WORK INSTRUCTION ▸ Could you return every line of the records below that contains the word "this"?

[Items from a dataset]

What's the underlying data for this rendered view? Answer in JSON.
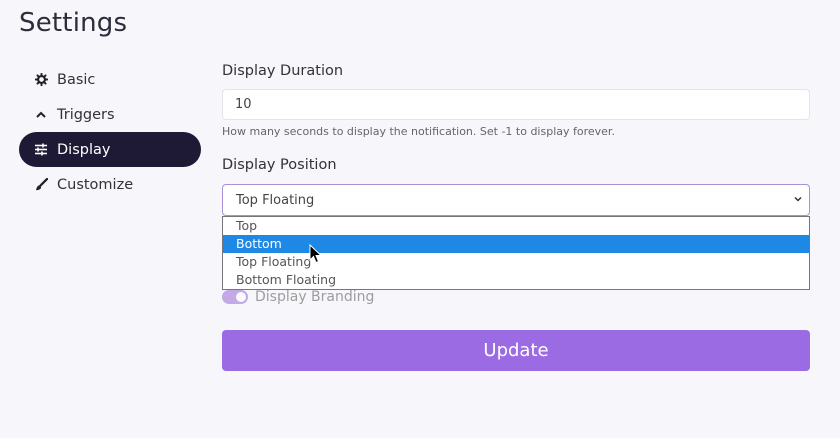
{
  "page": {
    "title": "Settings"
  },
  "colors": {
    "accent": "#9b6be3",
    "sidebar_active_bg": "#1e1a36",
    "option_highlight": "#1e88e5"
  },
  "sidebar": {
    "items": [
      {
        "label": "Basic",
        "icon": "gear-icon",
        "active": false
      },
      {
        "label": "Triggers",
        "icon": "chevron-up-icon",
        "active": false
      },
      {
        "label": "Display",
        "icon": "sliders-icon",
        "active": true
      },
      {
        "label": "Customize",
        "icon": "brush-icon",
        "active": false
      }
    ]
  },
  "form": {
    "duration": {
      "label": "Display Duration",
      "value": "10",
      "hint": "How many seconds to display the notification. Set -1 to display forever."
    },
    "position": {
      "label": "Display Position",
      "selected_value": "Top Floating",
      "highlighted_option": "Bottom",
      "options": [
        "Top",
        "Bottom",
        "Top Floating",
        "Bottom Floating"
      ]
    },
    "branding": {
      "label": "Display Branding",
      "enabled": true
    },
    "update_label": "Update"
  }
}
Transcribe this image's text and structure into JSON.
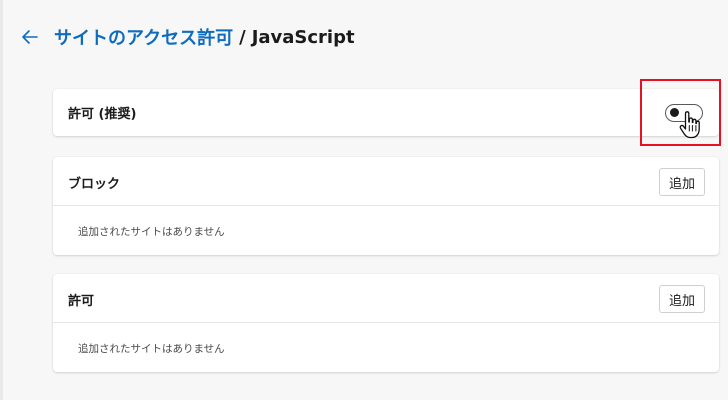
{
  "header": {
    "back_icon": "arrow-left-icon",
    "breadcrumb_parent": "サイトのアクセス許可",
    "breadcrumb_separator": "/",
    "breadcrumb_current": "JavaScript"
  },
  "allow_recommended": {
    "label": "許可 (推奨)",
    "toggle_state": "off"
  },
  "block_section": {
    "title": "ブロック",
    "add_label": "追加",
    "empty_text": "追加されたサイトはありません"
  },
  "allow_section": {
    "title": "許可",
    "add_label": "追加",
    "empty_text": "追加されたサイトはありません"
  },
  "colors": {
    "accent": "#0f6cbd",
    "highlight": "#e81123",
    "background": "#f7f7f7"
  }
}
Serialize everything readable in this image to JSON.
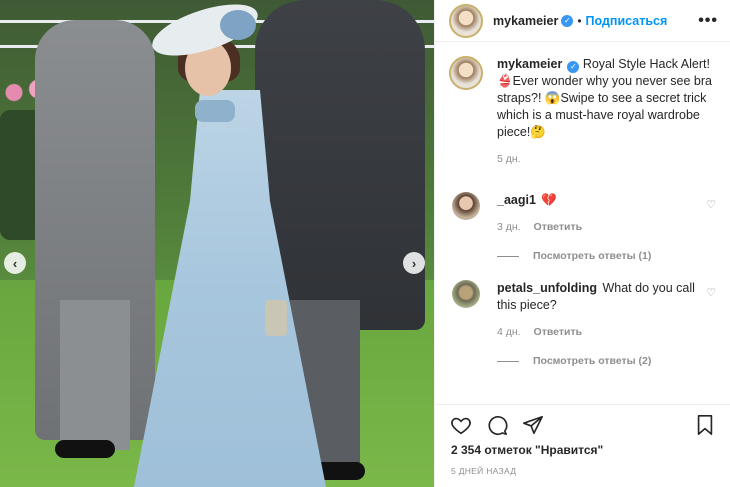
{
  "post": {
    "header": {
      "username": "mykameier",
      "separator": "•",
      "follow_label": "Подписаться",
      "more_label": "•••"
    },
    "caption": {
      "username": "mykameier",
      "text": "Royal Style Hack Alert! 👙Ever wonder why you never see bra straps?! 😱Swipe to see a secret trick which is a must-have royal wardrobe piece!🤔",
      "time": "5 дн."
    },
    "comments": [
      {
        "username": "_aagi1",
        "text": "💔",
        "time": "3 дн.",
        "reply_label": "Ответить",
        "view_replies": "Посмотреть ответы (1)"
      },
      {
        "username": "petals_unfolding",
        "text": "What do you call this piece?",
        "time": "4 дн.",
        "reply_label": "Ответить",
        "view_replies": "Посмотреть ответы (2)"
      }
    ],
    "likes": "2 354 отметок \"Нравится\"",
    "date": "5 ДНЕЙ НАЗАД"
  },
  "icons": {
    "verified": "verified-badge-icon",
    "like": "heart-icon",
    "comment": "comment-icon",
    "share": "share-icon",
    "save": "bookmark-icon",
    "carousel_prev": "chevron-left-icon",
    "carousel_next": "chevron-right-icon"
  },
  "colors": {
    "accent": "#0095f6",
    "verified": "#3897f0",
    "muted": "#8e8e8e",
    "text": "#262626"
  }
}
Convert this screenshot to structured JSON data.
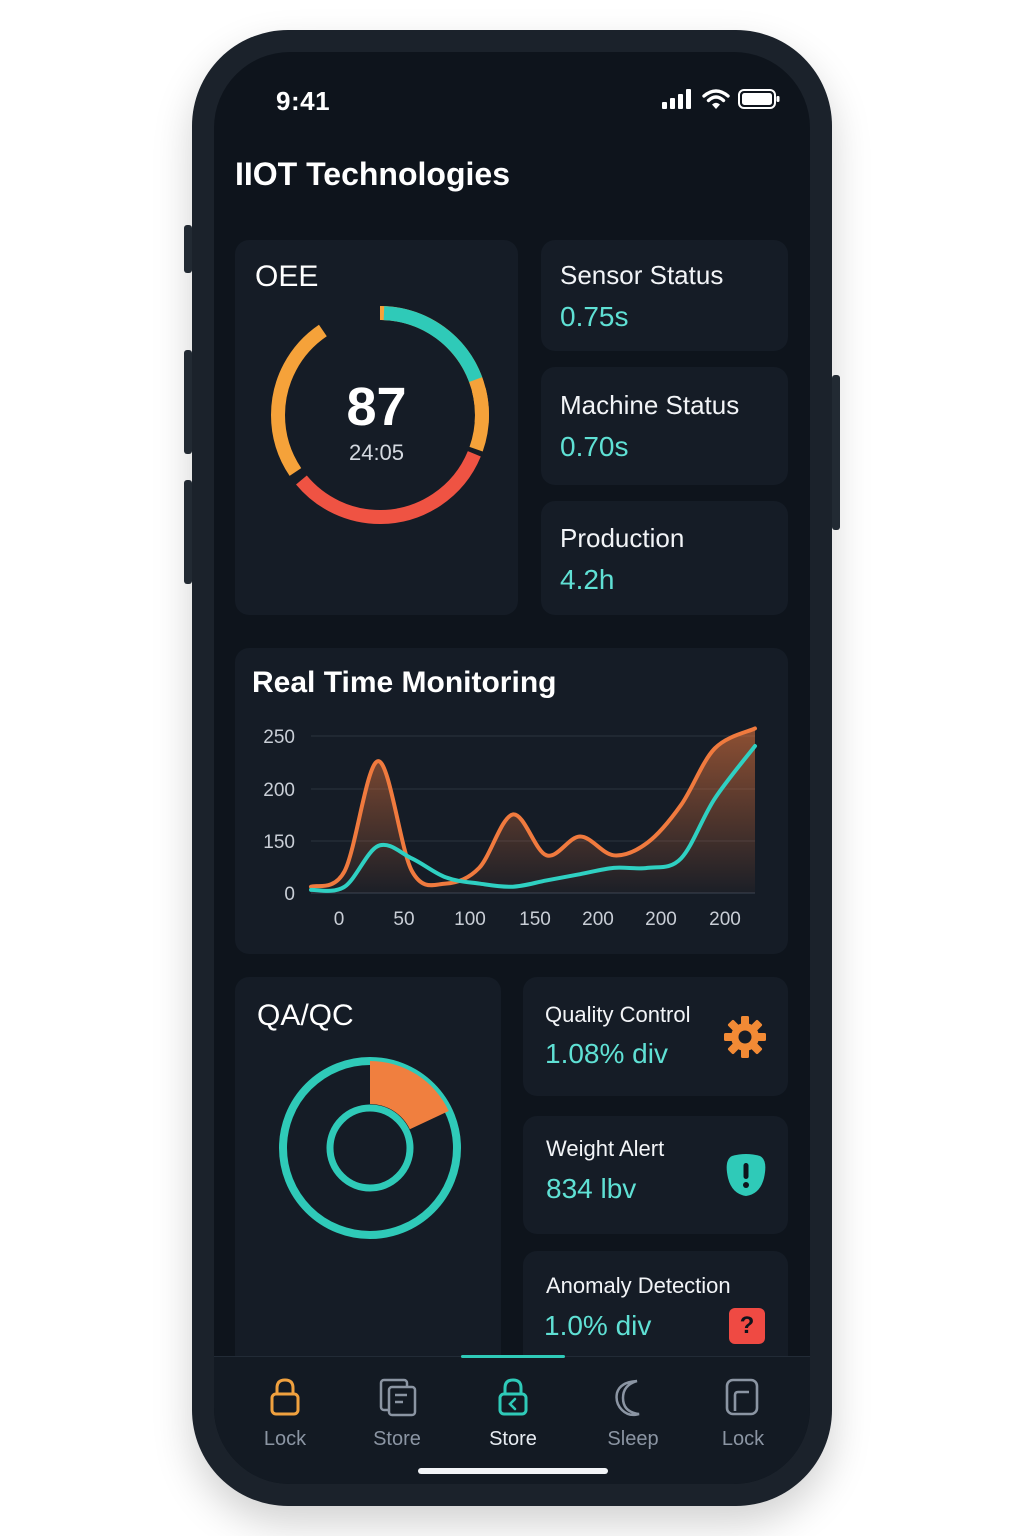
{
  "status": {
    "time": "9:41"
  },
  "app": {
    "title": "IIOT Technologies"
  },
  "oee": {
    "label": "OEE",
    "value": "87",
    "time": "24:05"
  },
  "stats": [
    {
      "label": "Sensor Status",
      "value": "0.75s"
    },
    {
      "label": "Machine Status",
      "value": "0.70s"
    },
    {
      "label": "Production",
      "value": "4.2h"
    }
  ],
  "monitoring": {
    "title": "Real Time Monitoring"
  },
  "chart_data": {
    "type": "area",
    "title": "Real Time Monitoring",
    "categories": [
      "0",
      "50",
      "100",
      "150",
      "200",
      "200",
      "200"
    ],
    "y_ticks": [
      "250",
      "200",
      "150",
      "0"
    ],
    "ylim": [
      0,
      250
    ],
    "grid": true,
    "series": [
      {
        "color": "#f07a3e",
        "x": [
          0,
          25,
          50,
          75,
          100,
          125,
          150,
          175,
          200,
          225,
          250,
          275,
          300,
          330
        ],
        "values": [
          10,
          35,
          210,
          35,
          15,
          40,
          125,
          60,
          90,
          60,
          80,
          140,
          230,
          262
        ]
      },
      {
        "color": "#2fd0c2",
        "x": [
          0,
          25,
          50,
          75,
          100,
          125,
          150,
          175,
          200,
          225,
          250,
          275,
          300,
          330
        ],
        "values": [
          5,
          10,
          75,
          55,
          25,
          15,
          10,
          20,
          30,
          40,
          40,
          55,
          150,
          234
        ]
      }
    ]
  },
  "qa": {
    "title": "QA/QC",
    "donut_fill": 0.18,
    "colors": {
      "accent": "#f07f3f",
      "ring": "#2fcab8"
    }
  },
  "alerts": [
    {
      "label": "Quality Control",
      "value": "1.08% div",
      "icon": "gear-icon"
    },
    {
      "label": "Weight Alert",
      "value": "834 lbv",
      "icon": "shield-alert-icon"
    },
    {
      "label": "Anomaly Detection",
      "value": "1.0% div",
      "icon": "question-icon",
      "badge": "?"
    }
  ],
  "nav": [
    {
      "label": "Lock",
      "icon": "lock-icon"
    },
    {
      "label": "Store",
      "icon": "store-icon"
    },
    {
      "label": "Store",
      "icon": "lock-back-icon"
    },
    {
      "label": "Sleep",
      "icon": "moon-icon"
    },
    {
      "label": "Lock",
      "icon": "page-icon"
    }
  ],
  "colors": {
    "accent_teal": "#5fe0d4",
    "accent_orange": "#f5a23a",
    "accent_red": "#ef5343",
    "bg": "#0e141c",
    "card": "#151c26"
  }
}
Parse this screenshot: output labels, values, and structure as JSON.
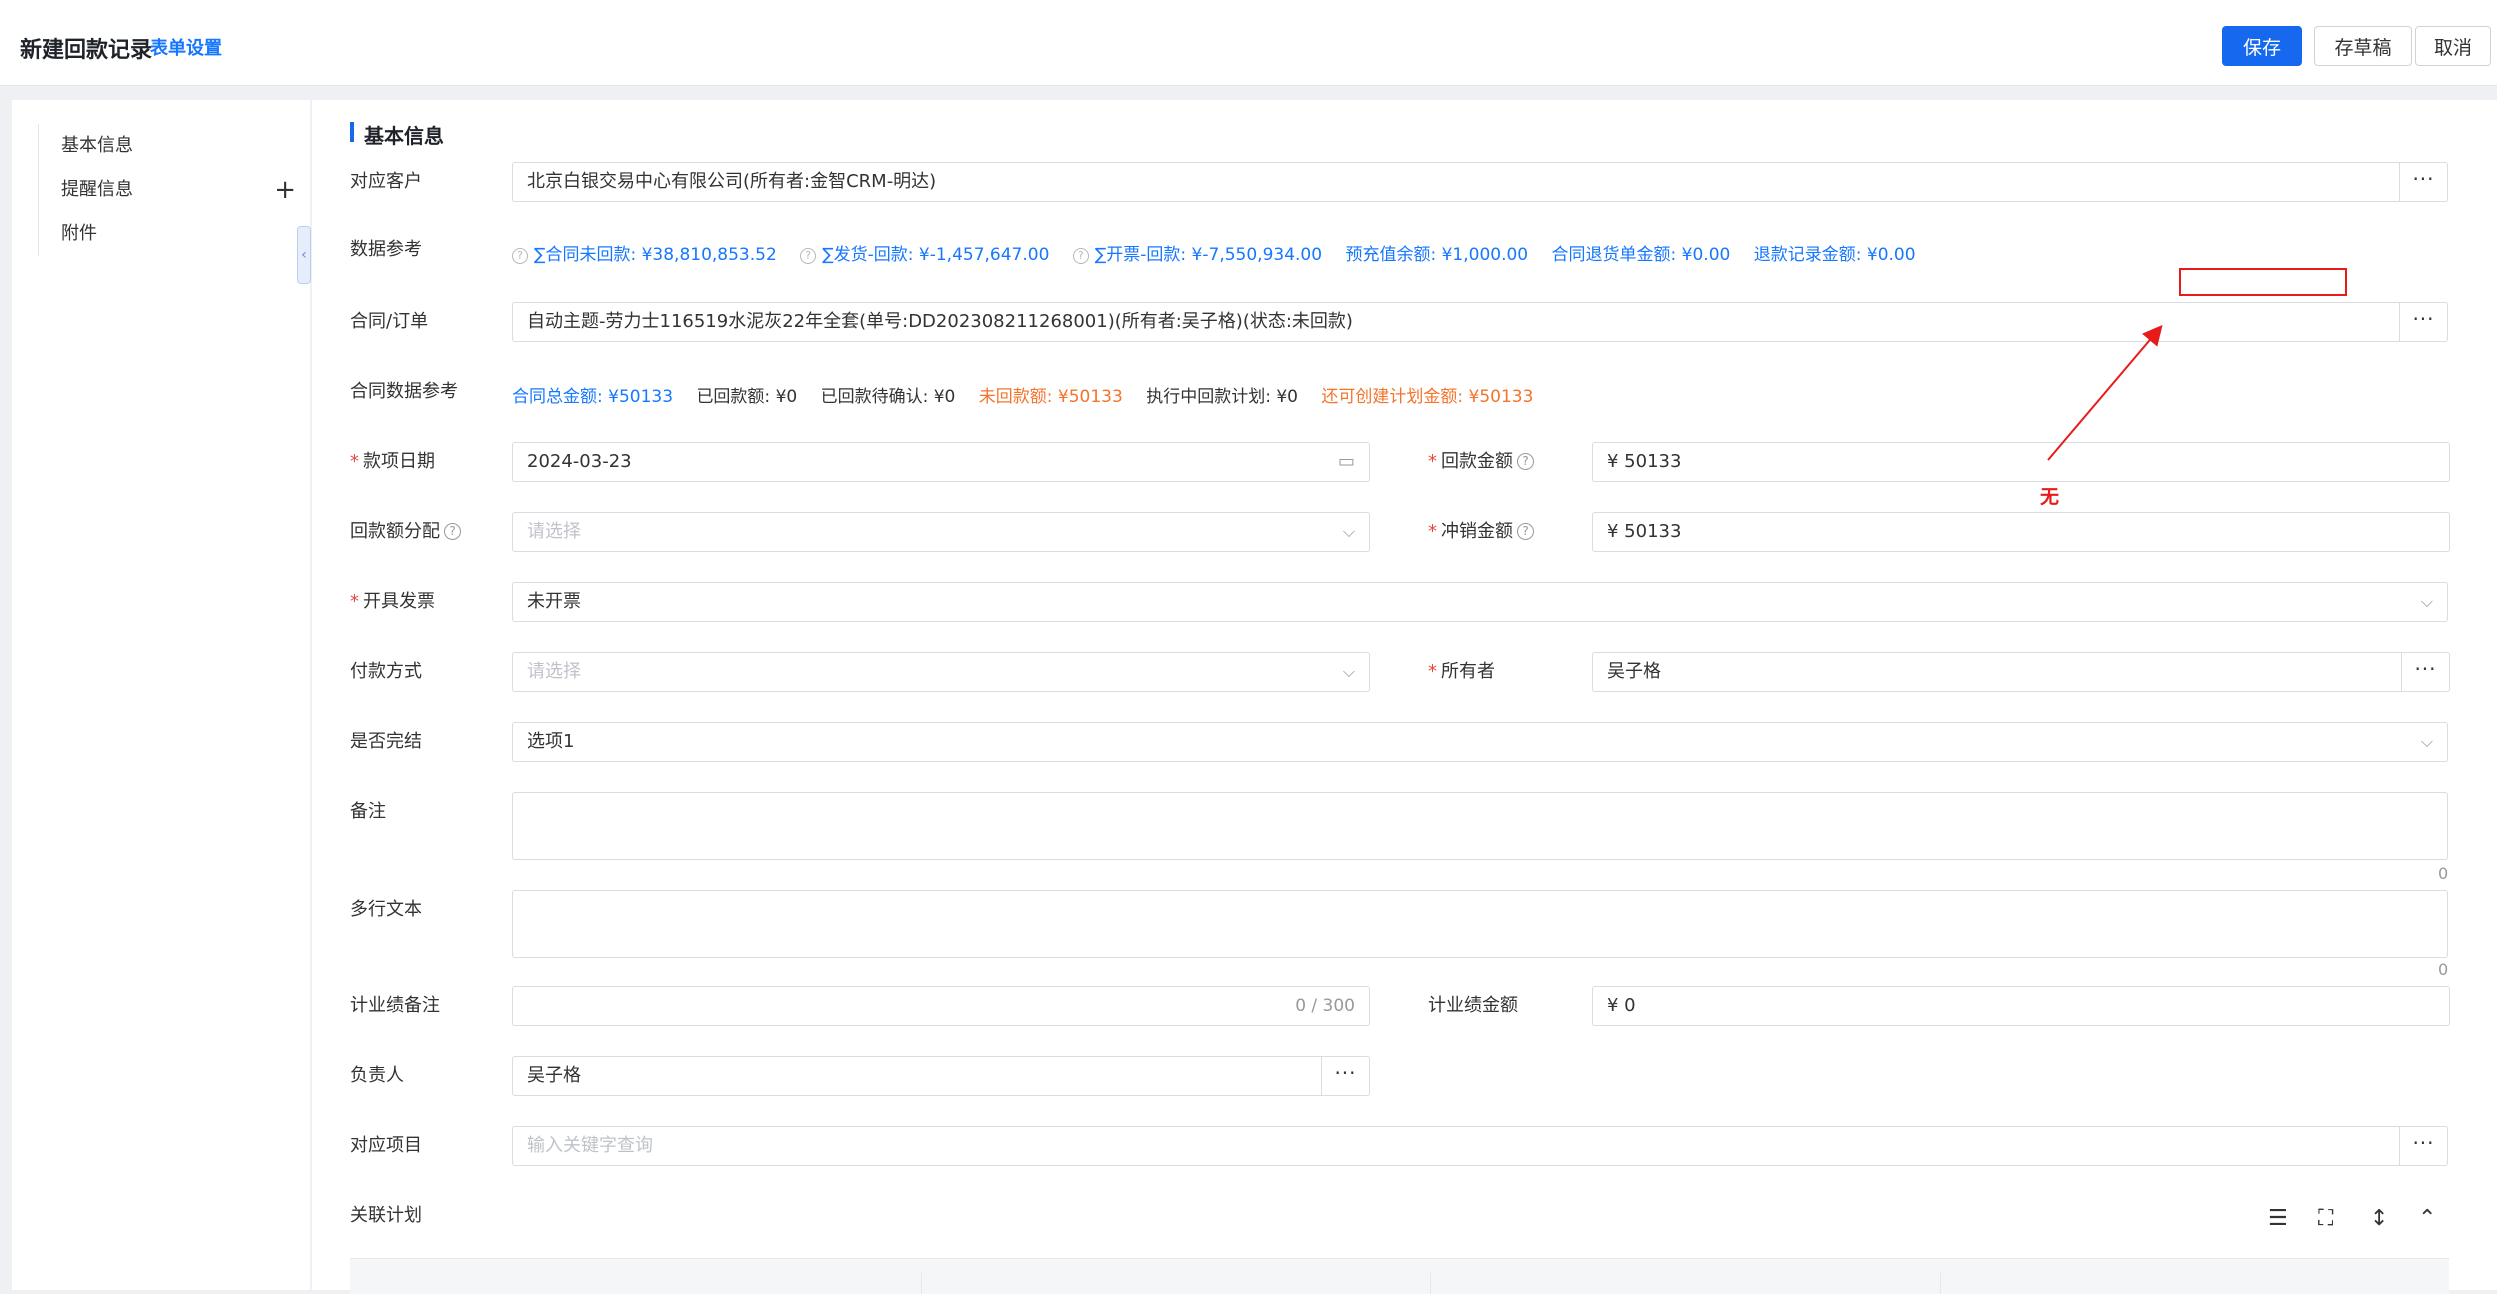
{
  "header": {
    "title": "新建回款记录",
    "form_settings": "表单设置",
    "save": "保存",
    "draft": "存草稿",
    "cancel": "取消"
  },
  "sidebar": {
    "items": [
      {
        "label": "基本信息"
      },
      {
        "label": "提醒信息"
      },
      {
        "label": "附件"
      }
    ],
    "collapse_icon": "chevron-left-icon"
  },
  "section": {
    "title": "基本信息"
  },
  "fields": {
    "customer": {
      "label": "对应客户",
      "value": "北京白银交易中心有限公司(所有者:金智CRM-明达)"
    },
    "data_ref": {
      "label": "数据参考",
      "items": [
        "∑合同未回款: ¥38,810,853.52",
        "∑发货-回款: ¥-1,457,647.00",
        "∑开票-回款: ¥-7,550,934.00",
        "预充值余额: ¥1,000.00",
        "合同退货单金额: ¥0.00",
        "退款记录金额: ¥0.00"
      ]
    },
    "contract": {
      "label": "合同/订单",
      "value": "自动主题-劳力士116519水泥灰22年全套(单号:DD202308211268001)(所有者:吴子格)(状态:未回款)"
    },
    "contract_ref": {
      "label": "合同数据参考",
      "items": [
        {
          "text": "合同总金额: ¥50133",
          "color": "#1677ff"
        },
        {
          "text": "已回款额: ¥0",
          "color": "#333333"
        },
        {
          "text": "已回款待确认: ¥0",
          "color": "#333333"
        },
        {
          "text": "未回款额: ¥50133",
          "color": "#f5732b"
        },
        {
          "text": "执行中回款计划: ¥0",
          "color": "#333333"
        },
        {
          "text": "还可创建计划金额: ¥50133",
          "color": "#f5732b"
        }
      ]
    },
    "payment_date": {
      "label": "款项日期",
      "value": "2024-03-23"
    },
    "payment_amount": {
      "label": "回款金额",
      "value": "¥ 50133"
    },
    "allocation": {
      "label": "回款额分配",
      "placeholder": "请选择"
    },
    "writeoff_amount": {
      "label": "冲销金额",
      "value": "¥ 50133"
    },
    "invoice": {
      "label": "开具发票",
      "value": "未开票"
    },
    "pay_method": {
      "label": "付款方式",
      "placeholder": "请选择"
    },
    "owner": {
      "label": "所有者",
      "value": "吴子格"
    },
    "completed": {
      "label": "是否完结",
      "value": "选项1"
    },
    "remark": {
      "label": "备注",
      "count": "0"
    },
    "multiline": {
      "label": "多行文本",
      "count": "0"
    },
    "perf_remark": {
      "label": "计业绩备注",
      "count": "0 / 300"
    },
    "perf_amount": {
      "label": "计业绩金额",
      "value": "¥ 0"
    },
    "manager": {
      "label": "负责人",
      "value": "吴子格"
    },
    "project": {
      "label": "对应项目",
      "placeholder": "输入关键字查询"
    },
    "plan": {
      "label": "关联计划"
    }
  },
  "annotation": {
    "text": "无"
  }
}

TASK RESULT ▸
What's the underlying data for this rendered view? Answer in JSON.
Transcribe this image's text and structure into JSON.
Serialize everything readable in this image to JSON.
        "text": "What do you call this piece?",
Convert this screenshot to structured JSON data.
Parse this screenshot: output labels, values, and structure as JSON.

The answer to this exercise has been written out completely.